- THE TASK -
Only a number is expected: how many lines in the data below contain the word "JSON".

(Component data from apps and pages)

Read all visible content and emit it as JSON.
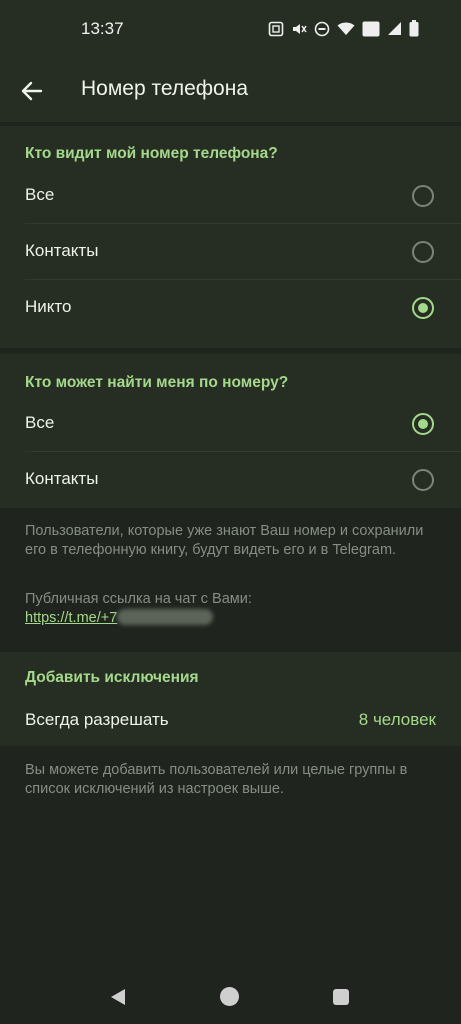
{
  "status_bar": {
    "time": "13:37",
    "icons": [
      "nfc-icon",
      "mute-icon",
      "dnd-icon",
      "wifi-icon",
      "volte-icon",
      "signal-icon",
      "battery-icon"
    ],
    "volte_text": "Vo LTE"
  },
  "header": {
    "title": "Номер телефона"
  },
  "who_sees": {
    "heading": "Кто видит мой номер телефона?",
    "options": [
      {
        "label": "Все",
        "selected": false
      },
      {
        "label": "Контакты",
        "selected": false
      },
      {
        "label": "Никто",
        "selected": true
      }
    ]
  },
  "who_finds": {
    "heading": "Кто может найти меня по номеру?",
    "options": [
      {
        "label": "Все",
        "selected": true
      },
      {
        "label": "Контакты",
        "selected": false
      }
    ],
    "hint": "Пользователи, которые уже знают Ваш номер и сохранили его в телефонную книгу, будут видеть его и в Telegram.",
    "link_caption": "Публичная ссылка на чат с Вами:",
    "link_text": "https://t.me/+7"
  },
  "exceptions": {
    "heading": "Добавить исключения",
    "always_allow_label": "Всегда разрешать",
    "always_allow_value": "8 человек",
    "footer": "Вы можете добавить пользователей или целые группы в список исключений из настроек выше."
  },
  "colors": {
    "accent": "#a4d88a",
    "background": "#1f251e",
    "surface": "#262e24"
  }
}
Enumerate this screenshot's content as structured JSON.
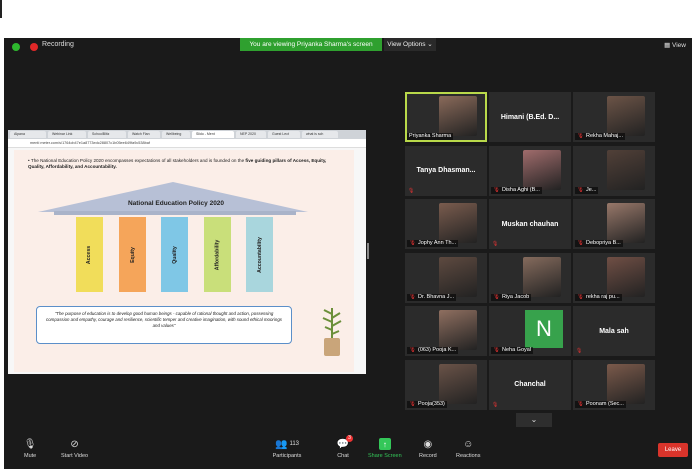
{
  "recording_label": "Recording",
  "share_banner": "You are viewing Priyanka Sharma's screen",
  "view_options": "View Options ⌄",
  "view_button": "View",
  "browser": {
    "tabs": [
      "Alpana",
      "Webinar Link",
      "SchoolBlitz",
      "Watch Flan",
      "Wellbeing",
      "Slido - Ment",
      "NEP 2020",
      "Guest Lect",
      "what is sch"
    ],
    "url": "menti meter.com/s/1764cb47e1a8773edc28807c1b05ee649fa9c538baf"
  },
  "slide": {
    "bullet_plain": "The National Education Policy 2020 encompasses expectations of all stakeholders and is founded on the ",
    "bullet_bold": "five guiding pillars of Access, Equity, Quality, Affordability, and Accountability.",
    "roof_title": "National Education Policy 2020",
    "pillars": [
      "Access",
      "Equity",
      "Quality",
      "Affordability",
      "Accountability"
    ],
    "pillar_colors": [
      "#f1dd5a",
      "#f5a55a",
      "#7fc7e6",
      "#c9df7a",
      "#a9d6dd"
    ],
    "quote": "\"The purpose of education is to develop good human beings - capable of rational thought and action, possessing compassion and empathy, courage and resilience, scientific temper and creative imagination, with sound ethical moorings and values\""
  },
  "participants": [
    {
      "name": "Priyanka Sharma",
      "type": "photo",
      "muted": false
    },
    {
      "name": "Himani (B.Ed. D...",
      "type": "name",
      "muted": false
    },
    {
      "name": "Rekha Mahaj...",
      "type": "photo",
      "muted": true
    },
    {
      "name": "Tanya Dhasman...",
      "type": "name",
      "muted": true
    },
    {
      "name": "Disha Aghi (B...",
      "type": "photo",
      "muted": true
    },
    {
      "name": "Je...",
      "type": "photo",
      "muted": true
    },
    {
      "name": "Jophy Ann Th...",
      "type": "photo",
      "muted": true
    },
    {
      "name": "Muskan chauhan",
      "type": "name",
      "muted": true
    },
    {
      "name": "Debopriya B...",
      "type": "photo",
      "muted": true
    },
    {
      "name": "Dr. Bhavna J...",
      "type": "photo",
      "muted": true
    },
    {
      "name": "Riya Jacob",
      "type": "photo",
      "muted": true
    },
    {
      "name": "rekha raj pu...",
      "type": "photo",
      "muted": true
    },
    {
      "name": "(063) Pooja K...",
      "type": "photo",
      "muted": true
    },
    {
      "name": "Neha Goyal",
      "type": "avatar",
      "initial": "N",
      "muted": true
    },
    {
      "name": "Mala sah",
      "type": "name",
      "muted": true
    },
    {
      "name": "Pooja(353)",
      "type": "photo",
      "muted": true
    },
    {
      "name": "Chanchal",
      "type": "name",
      "muted": true
    },
    {
      "name": "Poonam (Sec...",
      "type": "photo",
      "muted": true
    }
  ],
  "toolbar": {
    "mute": "Mute",
    "start_video": "Start Video",
    "participants": "Participants",
    "participants_count": "113",
    "chat": "Chat",
    "chat_badge": "3",
    "share_screen": "Share Screen",
    "record": "Record",
    "reactions": "Reactions",
    "leave": "Leave"
  },
  "colors": {
    "accent_green": "#2fa02f",
    "share_green": "#34c759",
    "leave_red": "#d9342b",
    "active_speaker": "#b9d94a"
  }
}
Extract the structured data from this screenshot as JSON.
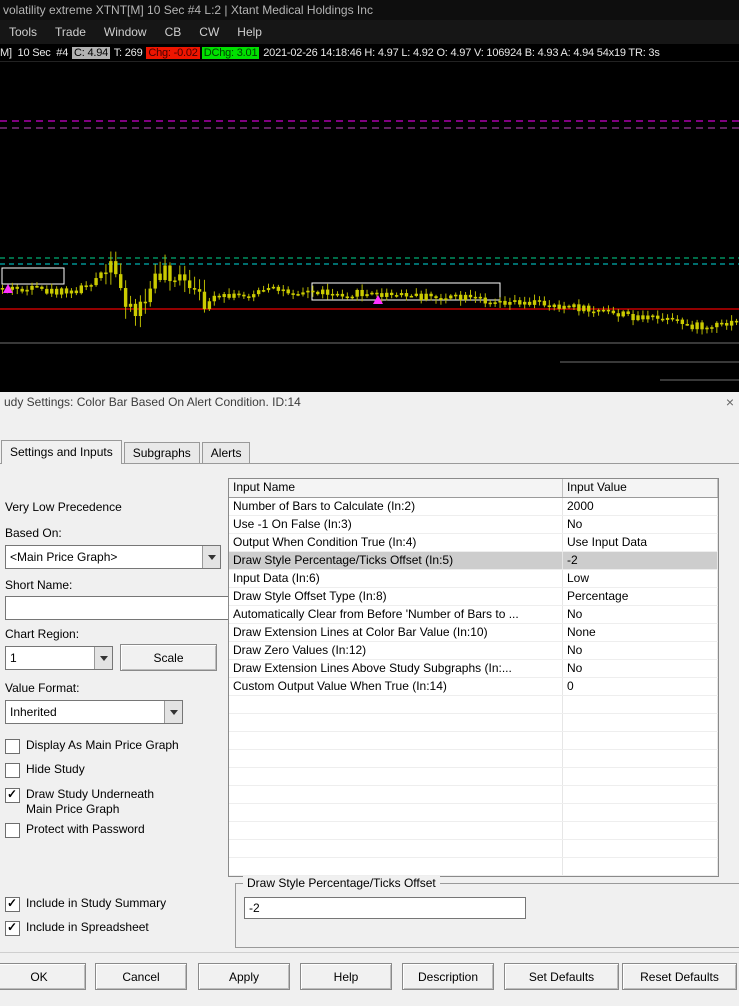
{
  "chart_window": {
    "title": "volatility extreme XTNT[M]  10 Sec   #4 L:2 | Xtant Medical Holdings Inc",
    "menu": [
      "Tools",
      "Trade",
      "Window",
      "CB",
      "CW",
      "Help"
    ],
    "status_segments": [
      {
        "name": "symbol-period",
        "text": "M]  10 Sec  #4 ",
        "fg": "#e8e8e8"
      },
      {
        "name": "last-price",
        "text": "C: 4.94",
        "bg": "#b2b2b2",
        "fg": "#000000"
      },
      {
        "name": "trade-count",
        "text": " T: 269 ",
        "fg": "#e8e8e8"
      },
      {
        "name": "change",
        "text": "Chg: -0.02",
        "bg": "#ee1500",
        "fg": "#450000"
      },
      {
        "name": "daily-change",
        "text": "DChg: 3.01",
        "bg": "#00e000",
        "fg": "#004000"
      },
      {
        "name": "session-info",
        "text": " 2021-02-26 14:18:46 H: 4.97 L: 4.92 O: 4.97 V: 106924 B: 4.93 A: 4.94 54x19 TR: 3s",
        "fg": "#e8e8e8"
      }
    ],
    "alert_indicator_color": "#d40000"
  },
  "chart_colors": {
    "magenta": "#ff00ff",
    "magenta_dim": "#c044c0",
    "teal": "#00d890",
    "cyan": "#00dcdc",
    "red": "#c40000",
    "gray": "#6f6f6f",
    "white": "#ffffff",
    "candle": "#cbcb00",
    "candle_wick": "#b9b900",
    "arrow": "#ff30ff"
  },
  "dialog": {
    "title": "udy Settings: Color Bar Based On Alert Condition. ID:14",
    "close_label": "×",
    "tabs": [
      {
        "label": "Settings and Inputs",
        "active": true
      },
      {
        "label": "Subgraphs",
        "active": false
      },
      {
        "label": "Alerts",
        "active": false
      }
    ],
    "left": {
      "precedence": "Very Low Precedence",
      "based_on_label": "Based On:",
      "based_on_value": "<Main Price Graph>",
      "short_name_label": "Short Name:",
      "short_name_value": "",
      "chart_region_label": "Chart Region:",
      "chart_region_value": "1",
      "scale_button": "Scale",
      "value_format_label": "Value Format:",
      "value_format_value": "Inherited",
      "checkboxes": [
        {
          "label": "Display As Main Price Graph",
          "checked": false
        },
        {
          "label": "Hide Study",
          "checked": false
        },
        {
          "label": "Draw Study Underneath\nMain Price Graph",
          "checked": true
        },
        {
          "label": "Protect with Password",
          "checked": false
        }
      ],
      "bottom_checkboxes": [
        {
          "label": "Include in Study Summary",
          "checked": true
        },
        {
          "label": "Include in Spreadsheet",
          "checked": true
        }
      ]
    },
    "table": {
      "columns": [
        "Input Name",
        "Input Value"
      ],
      "rows": [
        {
          "name": "Number of Bars to Calculate  (In:2)",
          "value": "2000",
          "selected": false
        },
        {
          "name": "Use -1 On False  (In:3)",
          "value": "No",
          "selected": false
        },
        {
          "name": "Output When Condition True  (In:4)",
          "value": "Use Input Data",
          "selected": false
        },
        {
          "name": "Draw Style Percentage/Ticks Offset  (In:5)",
          "value": "-2",
          "selected": true
        },
        {
          "name": "Input Data  (In:6)",
          "value": "Low",
          "selected": false
        },
        {
          "name": "Draw Style Offset Type  (In:8)",
          "value": "Percentage",
          "selected": false
        },
        {
          "name": "Automatically Clear from Before 'Number of Bars to ...",
          "value": "No",
          "selected": false
        },
        {
          "name": "Draw Extension Lines at Color Bar Value  (In:10)",
          "value": "None",
          "selected": false
        },
        {
          "name": "Draw Zero Values  (In:12)",
          "value": "No",
          "selected": false
        },
        {
          "name": "Draw Extension Lines Above Study Subgraphs  (In:...",
          "value": "No",
          "selected": false
        },
        {
          "name": "Custom Output Value When True  (In:14)",
          "value": "0",
          "selected": false
        }
      ],
      "empty_row_count": 12
    },
    "offset_group": {
      "legend": "Draw Style Percentage/Ticks Offset",
      "value": "-2"
    },
    "buttons": [
      "OK",
      "Cancel",
      "Apply",
      "Help",
      "Description",
      "Set Defaults",
      "Reset Defaults"
    ]
  }
}
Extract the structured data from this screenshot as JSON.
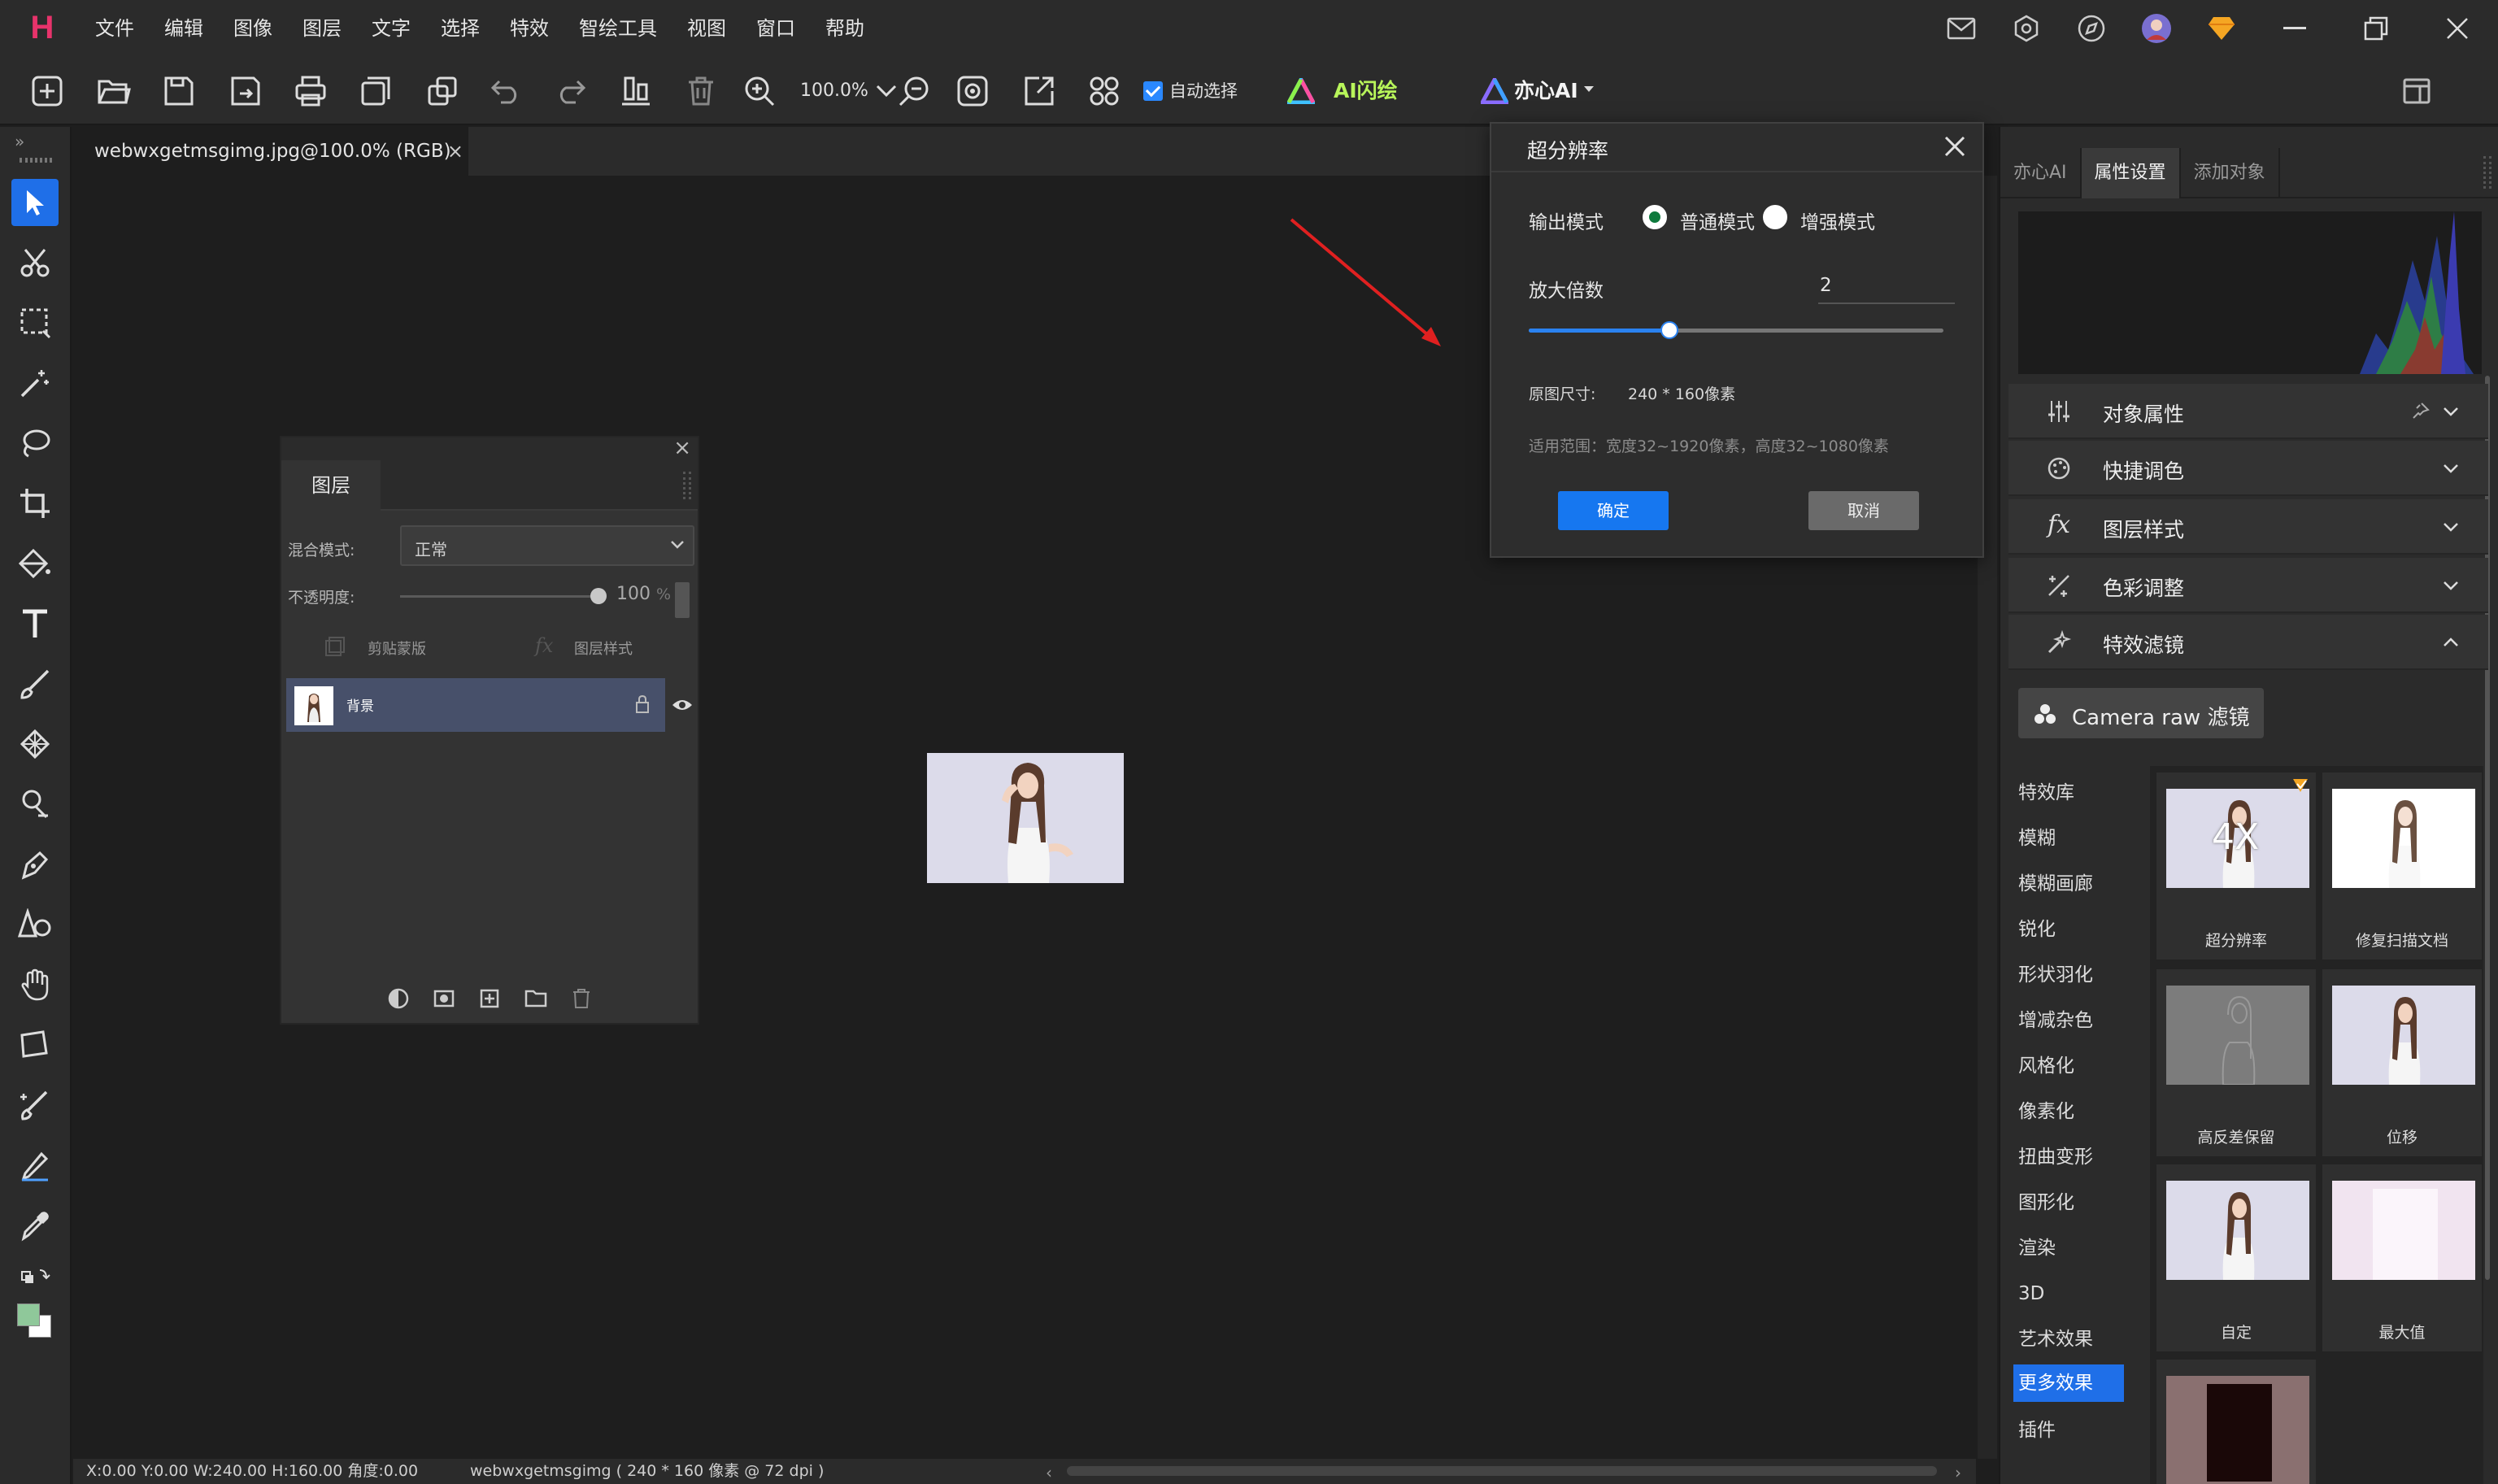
{
  "menu": {
    "items": [
      "文件",
      "编辑",
      "图像",
      "图层",
      "文字",
      "选择",
      "特效",
      "智绘工具",
      "视图",
      "窗口",
      "帮助"
    ]
  },
  "toolbar": {
    "zoom_level": "100.0%",
    "auto_select_label": "自动选择",
    "auto_select_checked": true,
    "ai_flash_label": "AI闪绘",
    "yixin_ai_label": "亦心AI"
  },
  "document": {
    "tab_title": "webwxgetmsgimg.jpg@100.0% (RGB)",
    "tab_close": "×"
  },
  "status": {
    "coords": "X:0.00 Y:0.00 W:240.00 H:160.00 角度:0.00",
    "file_info": "webwxgetmsgimg ( 240 * 160 像素 @ 72 dpi )"
  },
  "layer_panel": {
    "tab": "图层",
    "blend_mode_label": "混合模式:",
    "blend_mode_value": "正常",
    "opacity_label": "不透明度:",
    "opacity_value": "100",
    "opacity_unit": "%",
    "clip_mask_label": "剪贴蒙版",
    "layer_style_label": "图层样式",
    "layer_name": "背景"
  },
  "super_resolution_dialog": {
    "title": "超分辨率",
    "output_mode_label": "输出模式",
    "mode_normal": "普通模式",
    "mode_enhanced": "增强模式",
    "selected_mode": "普通模式",
    "scale_label": "放大倍数",
    "scale_value": "2",
    "original_size_label": "原图尺寸:",
    "original_size_value": "240 * 160像素",
    "range_note": "适用范围：宽度32~1920像素，高度32~1080像素",
    "ok_label": "确定",
    "cancel_label": "取消"
  },
  "right_panel": {
    "tabs": [
      "亦心AI",
      "属性设置",
      "添加对象"
    ],
    "active_tab": "属性设置",
    "sections": [
      {
        "label": "对象属性",
        "icon": "sliders-icon",
        "expanded": false
      },
      {
        "label": "快捷调色",
        "icon": "palette-icon",
        "expanded": false
      },
      {
        "label": "图层样式",
        "icon": "fx-icon",
        "expanded": false
      },
      {
        "label": "色彩调整",
        "icon": "color-adjust-icon",
        "expanded": false
      },
      {
        "label": "特效滤镜",
        "icon": "magic-wand-icon",
        "expanded": true
      }
    ],
    "camera_raw_label": "Camera raw 滤镜",
    "fx_categories": [
      "特效库",
      "模糊",
      "模糊画廊",
      "锐化",
      "形状羽化",
      "增减杂色",
      "风格化",
      "像素化",
      "扭曲变形",
      "图形化",
      "渲染",
      "3D",
      "艺术效果",
      "更多效果",
      "插件"
    ],
    "active_category": "更多效果",
    "fx_items": [
      {
        "label": "超分辨率",
        "thumb_text": "4X"
      },
      {
        "label": "修复扫描文档",
        "thumb_text": ""
      },
      {
        "label": "高反差保留",
        "thumb_text": ""
      },
      {
        "label": "位移",
        "thumb_text": ""
      },
      {
        "label": "自定",
        "thumb_text": ""
      },
      {
        "label": "最大值",
        "thumb_text": ""
      }
    ]
  },
  "colors": {
    "accent": "#1f6fe8",
    "radio_selected": "#0e7a3d",
    "arrow": "#e02020",
    "logo": "#e8336b"
  }
}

- WRITTEN RESPONSE -
4